> **WHAT YOU NEED TO DO**
Down to the last line, repeat the entries exactly and drop any image.

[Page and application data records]

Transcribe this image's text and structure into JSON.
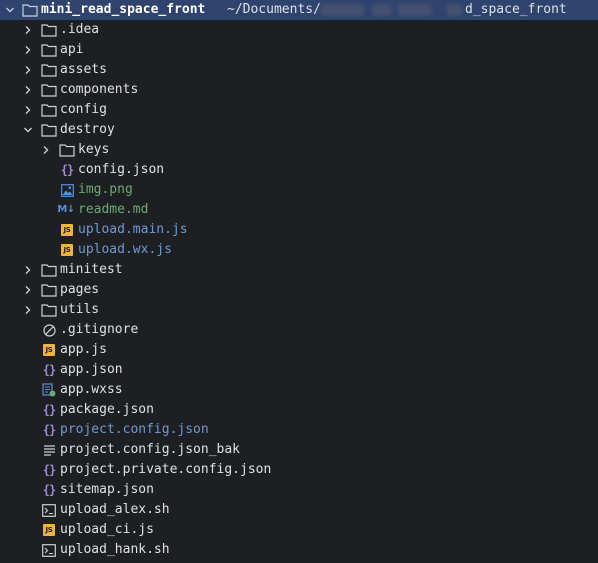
{
  "root": {
    "name": "mini_read_space_front",
    "path_prefix": "~/Documents/",
    "path_suffix": "d_space_front"
  },
  "items": [
    {
      "label": "mini_read_space_front",
      "kind": "root"
    },
    {
      "label": ".idea",
      "kind": "folder",
      "icon": "folder-icon",
      "expanded": false
    },
    {
      "label": "api",
      "kind": "folder",
      "icon": "folder-icon",
      "expanded": false
    },
    {
      "label": "assets",
      "kind": "folder",
      "icon": "folder-icon",
      "expanded": false
    },
    {
      "label": "components",
      "kind": "folder",
      "icon": "folder-icon",
      "expanded": false
    },
    {
      "label": "config",
      "kind": "folder",
      "icon": "folder-icon",
      "expanded": false
    },
    {
      "label": "destroy",
      "kind": "folder",
      "icon": "folder-icon",
      "expanded": true
    },
    {
      "label": "keys",
      "kind": "folder",
      "icon": "folder-icon",
      "expanded": false
    },
    {
      "label": "config.json",
      "kind": "file",
      "icon": "json-icon"
    },
    {
      "label": "img.png",
      "kind": "file",
      "icon": "image-icon"
    },
    {
      "label": "readme.md",
      "kind": "file",
      "icon": "markdown-icon"
    },
    {
      "label": "upload.main.js",
      "kind": "file",
      "icon": "javascript-icon"
    },
    {
      "label": "upload.wx.js",
      "kind": "file",
      "icon": "javascript-icon"
    },
    {
      "label": "minitest",
      "kind": "folder",
      "icon": "folder-icon",
      "expanded": false
    },
    {
      "label": "pages",
      "kind": "folder",
      "icon": "folder-icon",
      "expanded": false
    },
    {
      "label": "utils",
      "kind": "folder",
      "icon": "folder-icon",
      "expanded": false
    },
    {
      "label": ".gitignore",
      "kind": "file",
      "icon": "ignore-icon"
    },
    {
      "label": "app.js",
      "kind": "file",
      "icon": "javascript-icon"
    },
    {
      "label": "app.json",
      "kind": "file",
      "icon": "json-icon"
    },
    {
      "label": "app.wxss",
      "kind": "file",
      "icon": "stylesheet-icon"
    },
    {
      "label": "package.json",
      "kind": "file",
      "icon": "json-icon"
    },
    {
      "label": "project.config.json",
      "kind": "file",
      "icon": "json-icon"
    },
    {
      "label": "project.config.json_bak",
      "kind": "file",
      "icon": "text-file-icon"
    },
    {
      "label": "project.private.config.json",
      "kind": "file",
      "icon": "json-icon"
    },
    {
      "label": "sitemap.json",
      "kind": "file",
      "icon": "json-icon"
    },
    {
      "label": "upload_alex.sh",
      "kind": "file",
      "icon": "shell-script-icon"
    },
    {
      "label": "upload_ci.js",
      "kind": "file",
      "icon": "javascript-icon"
    },
    {
      "label": "upload_hank.sh",
      "kind": "file",
      "icon": "shell-script-icon"
    }
  ],
  "colors": {
    "background": "#1e1f22",
    "selection": "#2e436e",
    "text": "#dfe1e5",
    "folder": "#ced0d6",
    "vcs_added": "#6aab73",
    "vcs_modified": "#6f9bd1",
    "json_icon": "#a18bd8",
    "js_icon": "#f0b43c"
  }
}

> **ANSWER FOR THIS EXERCISE**
Transcribe this image's text and structure into JSON.
{
  "root": {
    "name": "mini_read_space_front",
    "path_prefix": "~/Documents/",
    "path_suffix": "d_space_front"
  },
  "items": [
    {
      "label": "mini_read_space_front",
      "kind": "root"
    },
    {
      "label": ".idea",
      "kind": "folder",
      "icon": "folder-icon",
      "expanded": false
    },
    {
      "label": "api",
      "kind": "folder",
      "icon": "folder-icon",
      "expanded": false
    },
    {
      "label": "assets",
      "kind": "folder",
      "icon": "folder-icon",
      "expanded": false
    },
    {
      "label": "components",
      "kind": "folder",
      "icon": "folder-icon",
      "expanded": false
    },
    {
      "label": "config",
      "kind": "folder",
      "icon": "folder-icon",
      "expanded": false
    },
    {
      "label": "destroy",
      "kind": "folder",
      "icon": "folder-icon",
      "expanded": true
    },
    {
      "label": "keys",
      "kind": "folder",
      "icon": "folder-icon",
      "expanded": false
    },
    {
      "label": "config.json",
      "kind": "file",
      "icon": "json-icon"
    },
    {
      "label": "img.png",
      "kind": "file",
      "icon": "image-icon"
    },
    {
      "label": "readme.md",
      "kind": "file",
      "icon": "markdown-icon"
    },
    {
      "label": "upload.main.js",
      "kind": "file",
      "icon": "javascript-icon"
    },
    {
      "label": "upload.wx.js",
      "kind": "file",
      "icon": "javascript-icon"
    },
    {
      "label": "minitest",
      "kind": "folder",
      "icon": "folder-icon",
      "expanded": false
    },
    {
      "label": "pages",
      "kind": "folder",
      "icon": "folder-icon",
      "expanded": false
    },
    {
      "label": "utils",
      "kind": "folder",
      "icon": "folder-icon",
      "expanded": false
    },
    {
      "label": ".gitignore",
      "kind": "file",
      "icon": "ignore-icon"
    },
    {
      "label": "app.js",
      "kind": "file",
      "icon": "javascript-icon"
    },
    {
      "label": "app.json",
      "kind": "file",
      "icon": "json-icon"
    },
    {
      "label": "app.wxss",
      "kind": "file",
      "icon": "stylesheet-icon"
    },
    {
      "label": "package.json",
      "kind": "file",
      "icon": "json-icon"
    },
    {
      "label": "project.config.json",
      "kind": "file",
      "icon": "json-icon"
    },
    {
      "label": "project.config.json_bak",
      "kind": "file",
      "icon": "text-file-icon"
    },
    {
      "label": "project.private.config.json",
      "kind": "file",
      "icon": "json-icon"
    },
    {
      "label": "sitemap.json",
      "kind": "file",
      "icon": "json-icon"
    },
    {
      "label": "upload_alex.sh",
      "kind": "file",
      "icon": "shell-script-icon"
    },
    {
      "label": "upload_ci.js",
      "kind": "file",
      "icon": "javascript-icon"
    },
    {
      "label": "upload_hank.sh",
      "kind": "file",
      "icon": "shell-script-icon"
    }
  ],
  "colors": {
    "background": "#1e1f22",
    "selection": "#2e436e",
    "text": "#dfe1e5",
    "folder": "#ced0d6",
    "vcs_added": "#6aab73",
    "vcs_modified": "#6f9bd1",
    "json_icon": "#a18bd8",
    "js_icon": "#f0b43c"
  }
}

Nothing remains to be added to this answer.